After they got their start, Kellehers and Caro were able to launch the Caro Accelerator, which is now part of Caro Global, an incubator that supports and supports female entrepreneurs in the US and Europe.
The accelerator is run by Caro founder and CEO Mollie Caro, whose husband, Matt, is the CEO of Kellehes and Caros company, Cigna.
“Cigna’s mission is to empower women to be the leaders of the future in health, financial, and technology,” says Kelleheas’ husband, Caro CEO Matt Caro.
“We have a vision to create a world where women can lead their own businesses, run their own companies, and get paid as well.”
Caro also has partnerships with companies including Uber, Etsy, and Netflix.
The Caro accelerator is an initiative of Caroteca, an international venture capital firm that focuses on female entrepreneurs and is based in New Delhi.
The firm, which focuses on the health and technology sectors, has invested more than $30 million in female-led companies in the last three years, including the launch of the Carotacao accelerator in India and the launch in Ireland of the new Carotecon accelerator.
Carotena’s head of entrepreneurship, Karan Chatterjee, says that in the Indian market, there are not many female entrepreneurs because they are often excluded from the top echelons of the industry.
“Women have to prove themselves by themselves,” he says.
In Europe, Carotaca’s founders have started to see more female-oriented companies start up.
“There are so many companies coming out of Europe that are female-focused and the female entrepreneurs have a huge impact,” says Chatterji.
“The male-dominated industries, where you are judged on your looks and the amount of money you have, are just not the right environment for the growth of the female business.
They are not looking for talent.
It’s not a good environment for them to be successful.”
Kellehans’ experience of working in a male-centric environment led her to start a female business incubation program in New Jersey called the Carota Entrepreneur Network, which has now expanded to New York.
The New York incubator is now one of the largest in the world, with more than 80 women founders, according to Carota Global.
“One of the things we try to do is create an environment where we encourage our female entrepreneurs to come in and start their own ventures,” says Carota CEO and co-chair, Christine Kellehan.
“It is very important that the women get to know each other and the business is not just about them.
We want to encourage the women to see themselves as entrepreneurs, not just as workers.”
Koleheas, a female entrepreneur, is one of Carota’s co-chairs and is an executive director of Caracao, which she helped found.
“You have to be able to create the right mindset,” says the 29-year-old.
“In my experience, women are always in charge and I think that’s why there is a lot of resentment toward women.
They don’t understand that it’s all about them and that’s the problem.”
A few years ago, Koleher founded a startup called Fulfillment.com, which allows women to buy and sell products with their friends.
But she says she also saw the need for women entrepreneurs in tech.
“This industry is changing so quickly.
We’re just not seeing the kinds of leaders that are out there,” she explains.
“If there’s a good idea that we think could help people, we would be interested in participating in it.”
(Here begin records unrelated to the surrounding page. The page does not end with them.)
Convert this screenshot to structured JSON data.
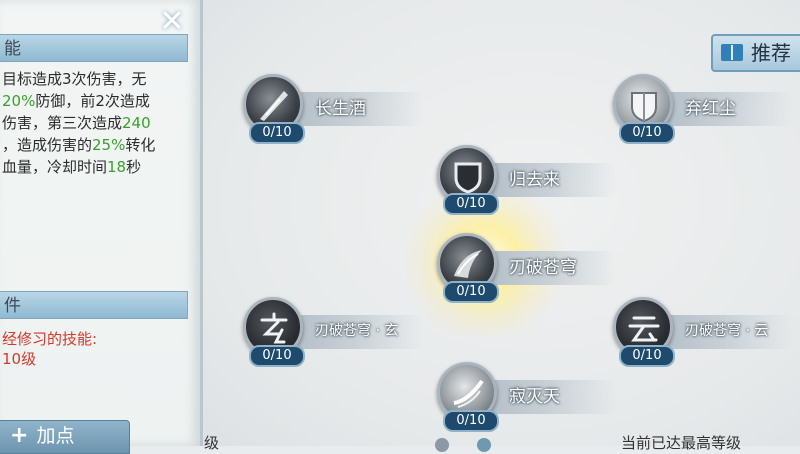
{
  "left_panel": {
    "desc_header": "能",
    "desc_lines": [
      [
        {
          "t": "目标造成3次伤害，无"
        }
      ],
      [
        {
          "t": "20%",
          "c": "g"
        },
        {
          "t": "防御，前2次造成"
        }
      ],
      [
        {
          "t": "伤害，第三次造成"
        },
        {
          "t": "240",
          "c": "g"
        }
      ],
      [
        {
          "t": "，造成伤害的"
        },
        {
          "t": "25%",
          "c": "g"
        },
        {
          "t": "转化"
        }
      ],
      [
        {
          "t": "血量，冷却时间"
        },
        {
          "t": "18",
          "c": "g"
        },
        {
          "t": "秒"
        }
      ]
    ],
    "req_header": "件",
    "req_label": "经修习的技能:",
    "req_level": "10级",
    "add_point_label": "加点"
  },
  "recommend_label": "推荐",
  "nodes": [
    {
      "id": "changshengjiu",
      "name": "长生酒",
      "level": "0/10",
      "icon": "sword-slash-icon"
    },
    {
      "id": "qihongchen",
      "name": "弃红尘",
      "level": "0/10",
      "icon": "shield-icon"
    },
    {
      "id": "guiqulai",
      "name": "归去来",
      "level": "0/10",
      "icon": "dark-shield-icon"
    },
    {
      "id": "renpocangqiong",
      "name": "刃破苍穹",
      "level": "0/10",
      "icon": "blade-wing-icon"
    },
    {
      "id": "renpocangqiong_xuan",
      "name": "刃破苍穹 · 玄",
      "level": "0/10",
      "icon": "xuan-glyph-icon"
    },
    {
      "id": "renpocangqiong_yun",
      "name": "刃破苍穹 · 云",
      "level": "0/10",
      "icon": "yun-glyph-icon"
    },
    {
      "id": "jimietian",
      "name": "寂灭天",
      "level": "0/10",
      "icon": "wind-slash-icon"
    }
  ],
  "bottom_left_text": "级",
  "bottom_right_text": "当前已达最高等级"
}
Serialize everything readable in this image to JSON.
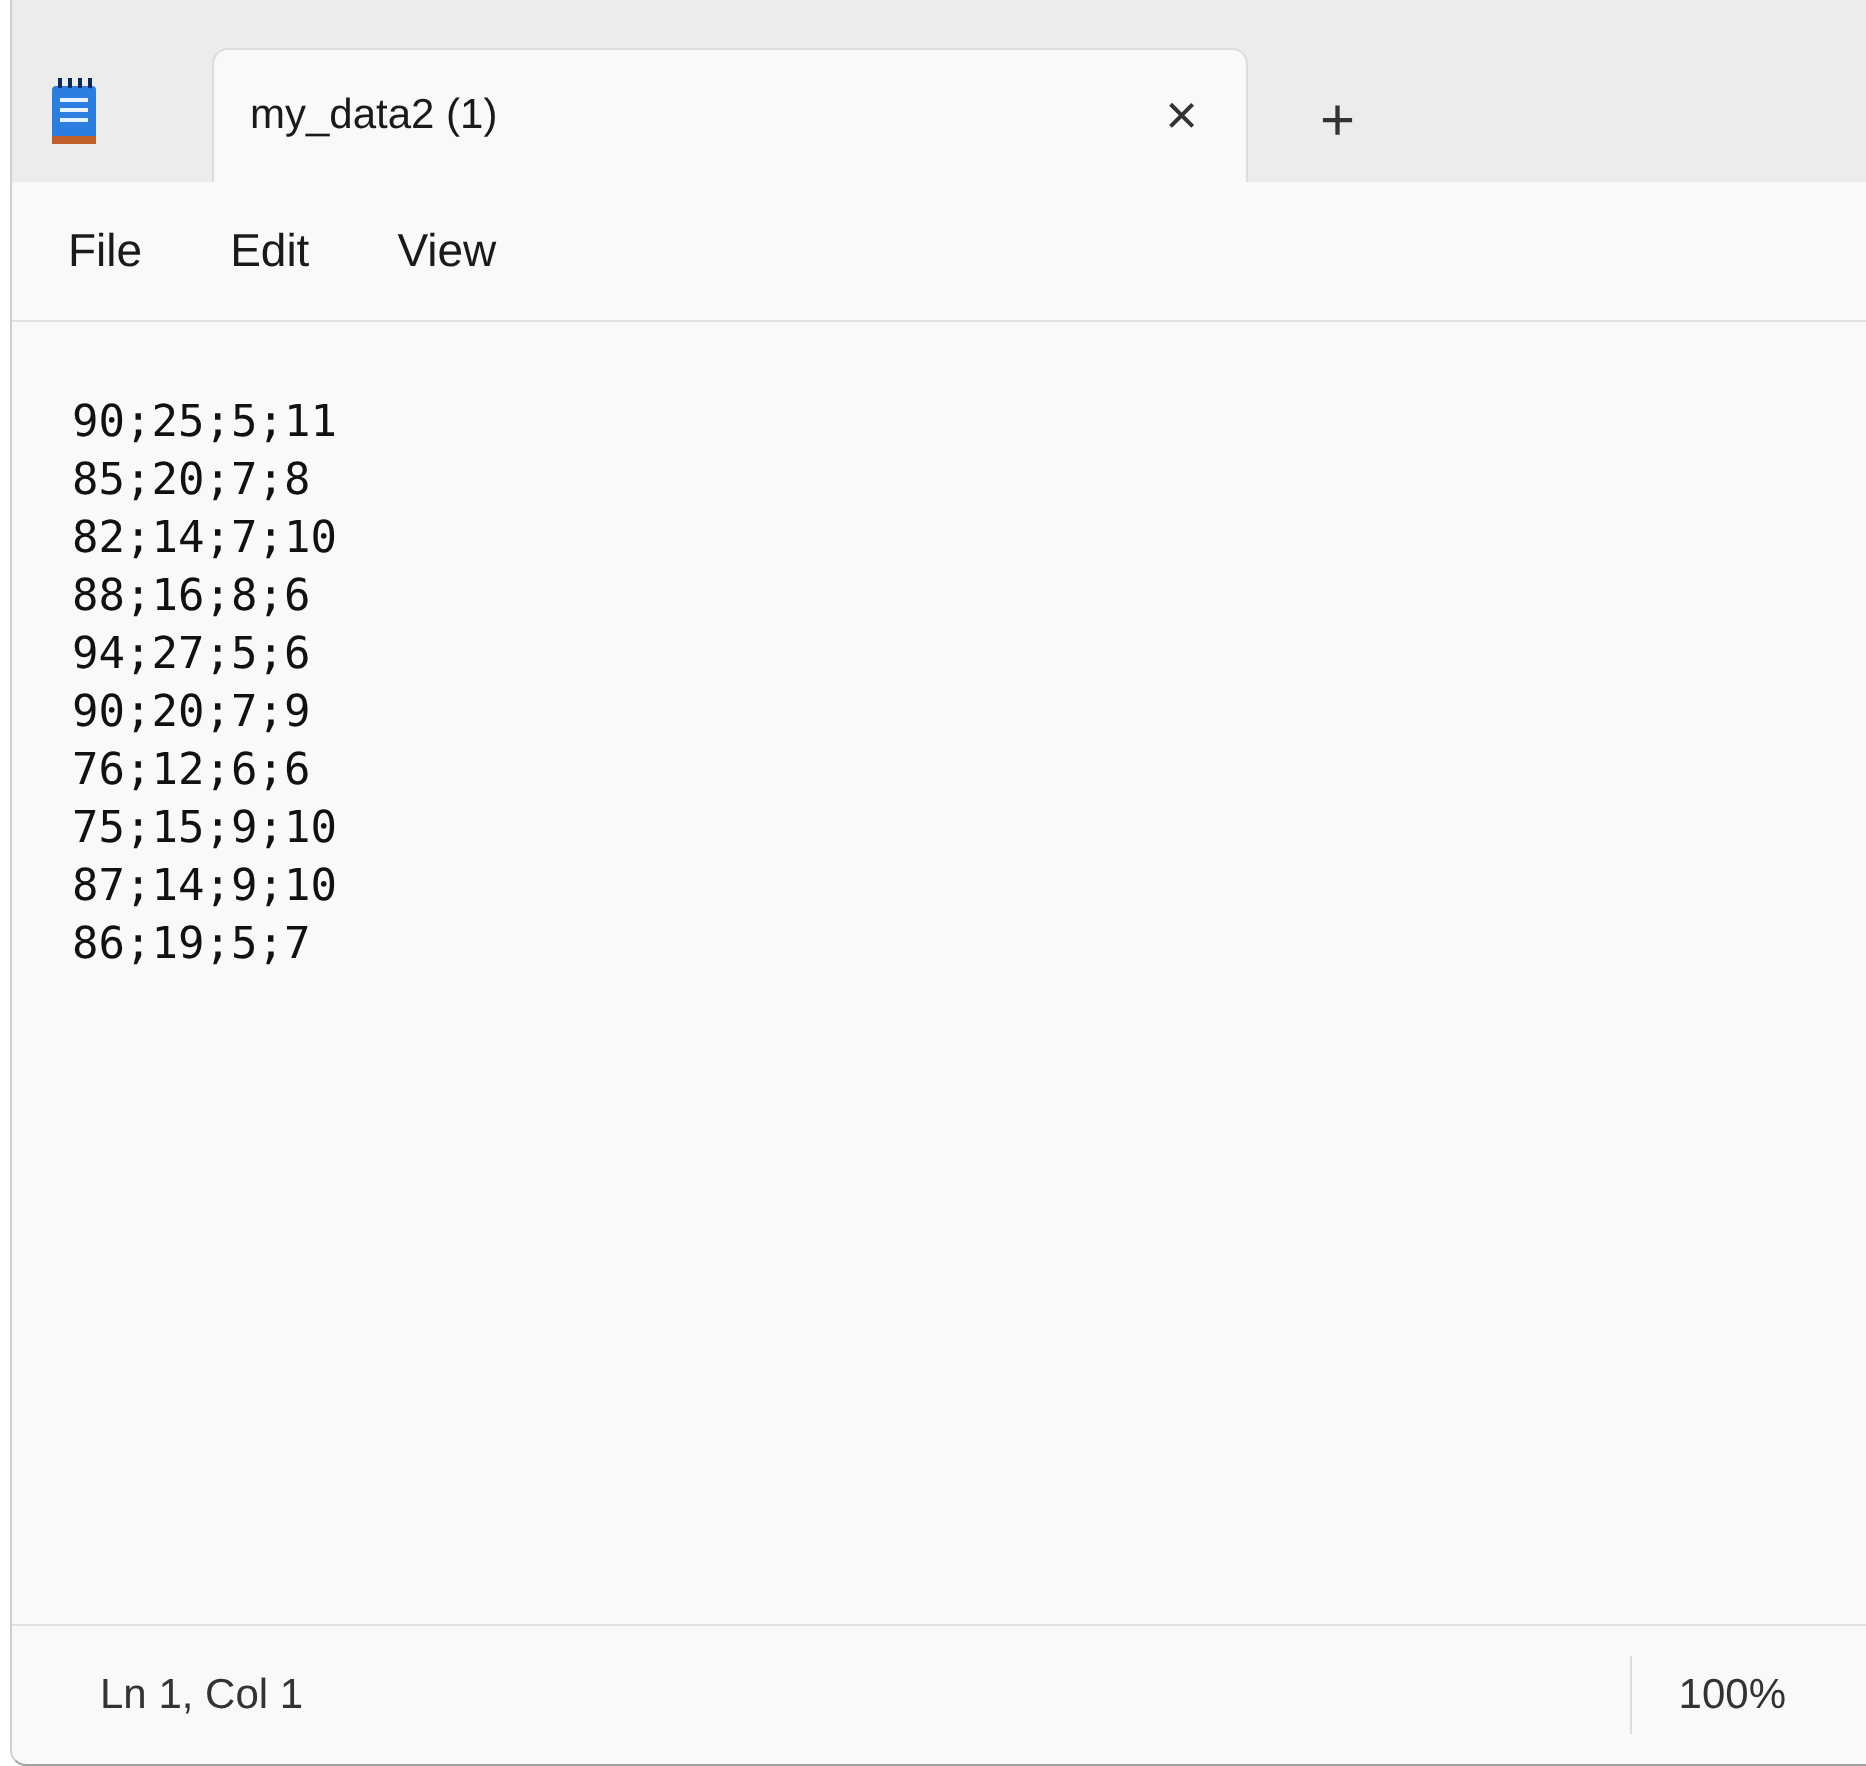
{
  "tabs": [
    {
      "label": "my_data2 (1)",
      "selected": true,
      "close": "×"
    }
  ],
  "new_tab": "+",
  "menu": [
    "File",
    "Edit",
    "View"
  ],
  "lines": [
    "90;25;5;11",
    "85;20;7;8",
    "82;14;7;10",
    "88;16;8;6",
    "94;27;5;6",
    "90;20;7;9",
    "76;12;6;6",
    "75;15;9;10",
    "87;14;9;10",
    "86;19;5;7"
  ],
  "status_bar": {
    "position": "Ln 1, Col 1",
    "zoom": "100%"
  }
}
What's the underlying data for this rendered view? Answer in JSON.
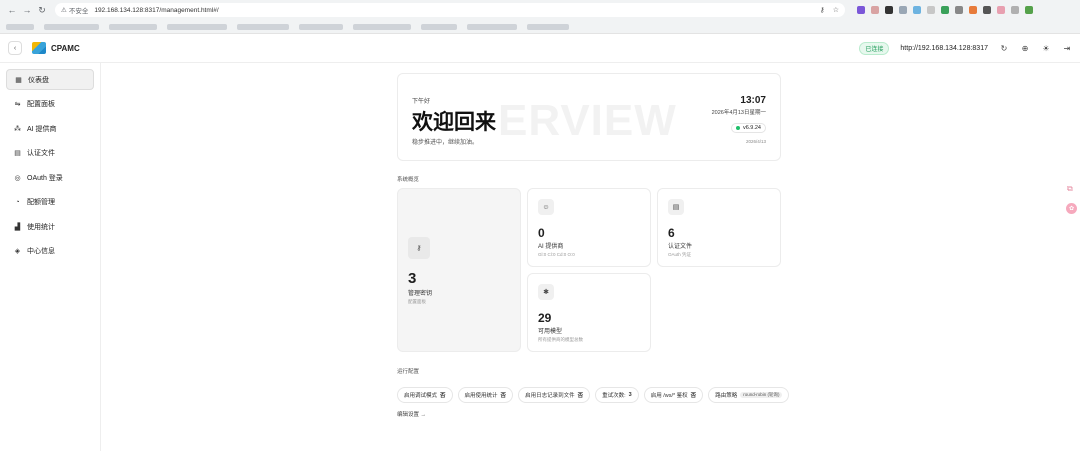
{
  "browser": {
    "security_label": "不安全",
    "url": "192.168.134.128:8317/management.html#/"
  },
  "header": {
    "brand": "CPAMC",
    "status": "已连接",
    "endpoint": "http://192.168.134.128:8317"
  },
  "sidebar": {
    "items": [
      {
        "label": "仪表盘",
        "icon": "dashboard-icon",
        "active": true
      },
      {
        "label": "配置面板",
        "icon": "sliders-icon"
      },
      {
        "label": "AI 提供商",
        "icon": "network-icon"
      },
      {
        "label": "认证文件",
        "icon": "file-icon"
      },
      {
        "label": "OAuth 登录",
        "icon": "shield-icon"
      },
      {
        "label": "配额管理",
        "icon": "gauge-icon"
      },
      {
        "label": "使用统计",
        "icon": "bar-chart-icon"
      },
      {
        "label": "中心信息",
        "icon": "info-icon"
      }
    ]
  },
  "welcome": {
    "greeting": "下午好",
    "title": "欢迎回来",
    "subtitle": "稳步推进中，继续加油。",
    "watermark": "ERVIEW",
    "time": "13:07",
    "date": "2026年4月13日星期一",
    "version": "v6.9.24",
    "date_small": "2026/4/13"
  },
  "overview": {
    "label": "系统概览",
    "cards": {
      "keys": {
        "value": "3",
        "title": "管理密钥",
        "sub": "配置面板"
      },
      "providers": {
        "value": "0",
        "title": "AI 提供商",
        "sub": "Gl:0 Cl:0 Cd:0 O:0"
      },
      "auth": {
        "value": "6",
        "title": "认证文件",
        "sub": "OAuth 凭证"
      },
      "models": {
        "value": "29",
        "title": "可用模型",
        "sub": "所有提供商的模型总数"
      }
    }
  },
  "runtime": {
    "label": "运行配置",
    "chips": [
      {
        "label": "启用调试模式",
        "value": "否"
      },
      {
        "label": "启用使用统计",
        "value": "否"
      },
      {
        "label": "启用日志记录到文件",
        "value": "否"
      },
      {
        "label": "重试次数:",
        "value": "3"
      },
      {
        "label": "启用 /ws/* 鉴权",
        "value": "否"
      },
      {
        "label": "路由策略",
        "value": "round-robin (轮询)"
      }
    ],
    "edit_link": "编辑设置 →"
  }
}
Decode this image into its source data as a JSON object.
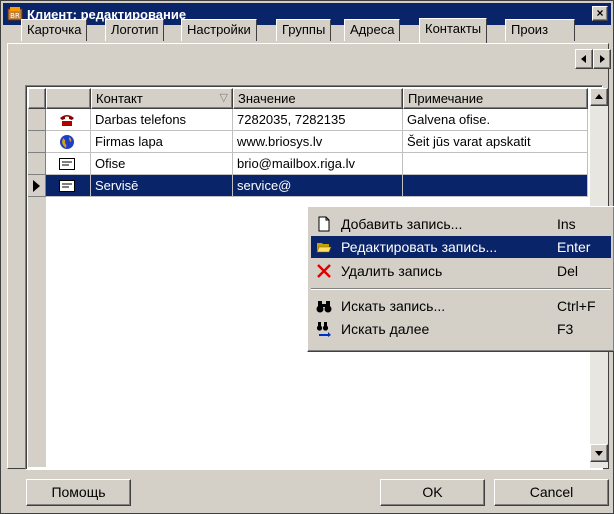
{
  "window": {
    "title": "Клиент: редактирование",
    "close_glyph": "×",
    "title_color": "#0a246a"
  },
  "tabs": [
    {
      "label": "Карточка",
      "active": false
    },
    {
      "label": "Логотип",
      "active": false
    },
    {
      "label": "Настройки",
      "active": false
    },
    {
      "label": "Группы",
      "active": false
    },
    {
      "label": "Адреса",
      "active": false
    },
    {
      "label": "Контакты",
      "active": true
    },
    {
      "label": "Произ",
      "active": false
    }
  ],
  "grid": {
    "columns": {
      "contact": "Контакт",
      "value": "Значение",
      "note": "Примечание"
    },
    "sort_glyph": "▽",
    "rows": [
      {
        "icon": "phone-icon",
        "contact": "Darbas telefons",
        "value": "7282035, 7282135",
        "note": "Galvena ofise."
      },
      {
        "icon": "globe-icon",
        "contact": "Firmas lapa",
        "value": "www.briosys.lv",
        "note": "Šeit jūs varat apskatit"
      },
      {
        "icon": "mail-icon",
        "contact": "Ofise",
        "value": "brio@mailbox.riga.lv",
        "note": ""
      },
      {
        "icon": "mail-icon",
        "contact": "Servisē",
        "value": "service@",
        "note": "",
        "selected": true
      }
    ]
  },
  "context_menu": {
    "items": [
      {
        "icon": "new-document-icon",
        "label": "Добавить запись...",
        "shortcut": "Ins",
        "highlighted": false
      },
      {
        "icon": "open-folder-icon",
        "label": "Редактировать запись...",
        "shortcut": "Enter",
        "highlighted": true
      },
      {
        "icon": "delete-x-icon",
        "label": "Удалить запись",
        "shortcut": "Del",
        "highlighted": false
      },
      {
        "icon": "binoculars-icon",
        "label": "Искать запись...",
        "shortcut": "Ctrl+F",
        "highlighted": false
      },
      {
        "icon": "binoculars-next-icon",
        "label": "Искать далее",
        "shortcut": "F3",
        "highlighted": false
      }
    ]
  },
  "buttons": {
    "help": "Помощь",
    "ok": "OK",
    "cancel": "Cancel"
  },
  "colors": {
    "selection": "#0a246a",
    "face": "#d4d0c8"
  }
}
Carota is also launching a series of women-focused accelerator programs in Europe and Asia, and is working on a new venture capital fund that will help female-owned companies get funded.
“For me, I believe that the female-driven companies are really the new gold in the marketplace,” says a visibly excited Kolehere.
“And we’re going to see them thrive because the women are the backbone of these companies.”
And Caro says it’s about time.
“When we started the incubator, I thought that the incubators were for white men.
But it turns out that women are also very valuable